#### Work item
Every line containing the word "this" must be pulled from the records.

#### Task input ####

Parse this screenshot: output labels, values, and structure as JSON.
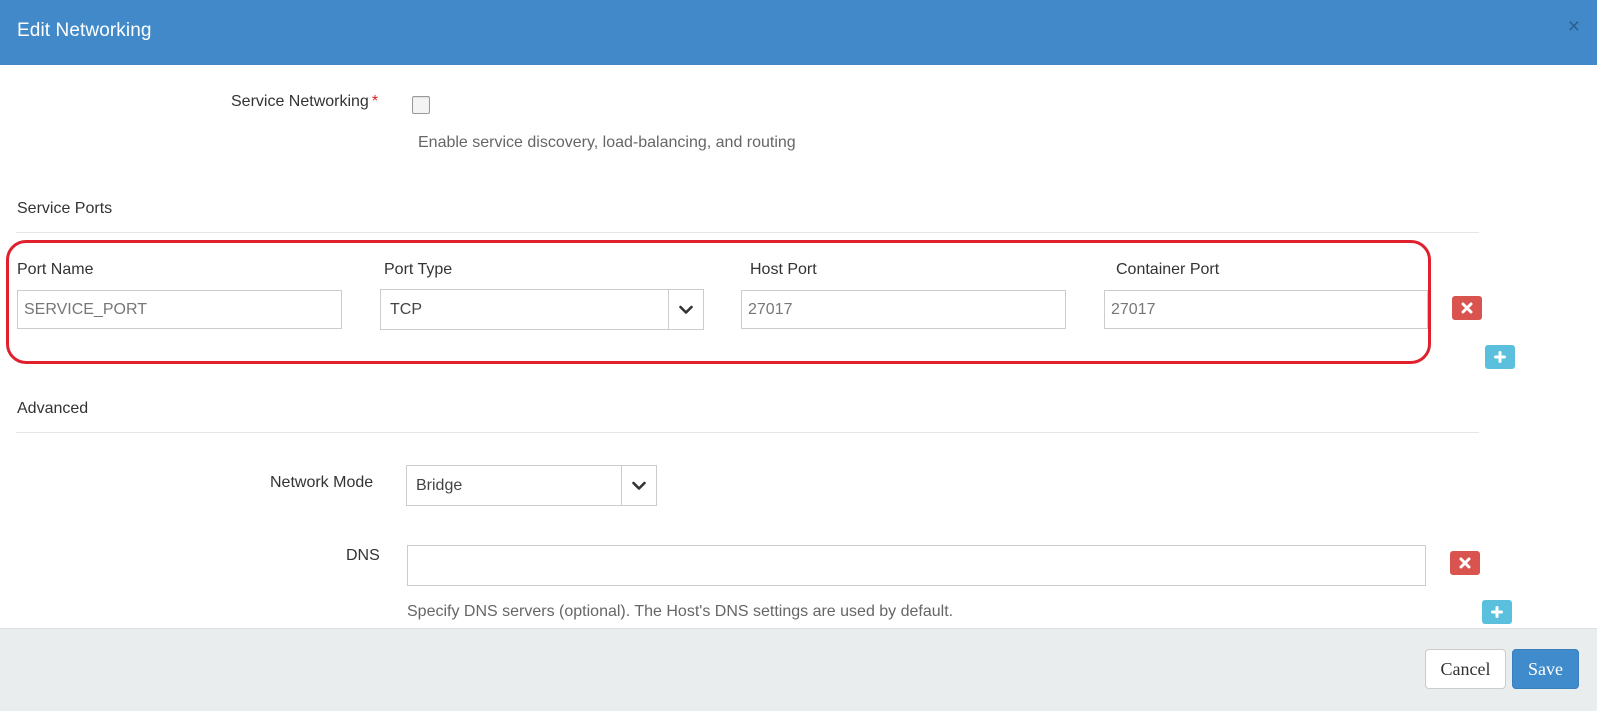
{
  "modal": {
    "title": "Edit Networking",
    "close_glyph": "×"
  },
  "service_networking": {
    "label": "Service Networking",
    "required_mark": "*",
    "checked": false,
    "help": "Enable service discovery, load-balancing, and routing"
  },
  "service_ports": {
    "section_title": "Service Ports",
    "columns": {
      "port_name": "Port Name",
      "port_type": "Port Type",
      "host_port": "Host Port",
      "container_port": "Container Port"
    },
    "row": {
      "port_name": "SERVICE_PORT",
      "port_type": "TCP",
      "host_port": "27017",
      "container_port": "27017"
    }
  },
  "advanced": {
    "section_title": "Advanced",
    "network_mode_label": "Network Mode",
    "network_mode_value": "Bridge",
    "dns_label": "DNS",
    "dns_value": "",
    "dns_help": "Specify DNS servers (optional). The Host's DNS settings are used by default."
  },
  "footer": {
    "cancel_label": "Cancel",
    "save_label": "Save"
  },
  "icons": {
    "remove": "times-icon",
    "add": "plus-icon",
    "dropdown": "chevron-down-icon"
  },
  "colors": {
    "header": "#4189c8",
    "highlight": "#e0202d",
    "danger": "#d9534f",
    "info": "#5bc0de",
    "primary": "#3f8bcb"
  }
}
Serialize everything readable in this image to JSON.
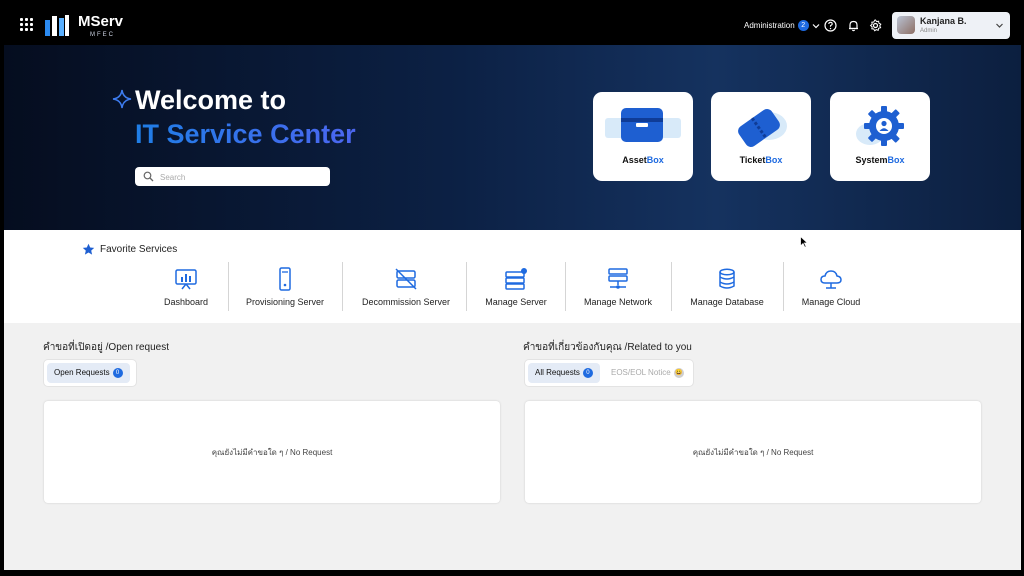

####

#### Written response
Parse this screenshot: output labels, values, and structure as JSON.
Serialize everything readable in this image to JSON.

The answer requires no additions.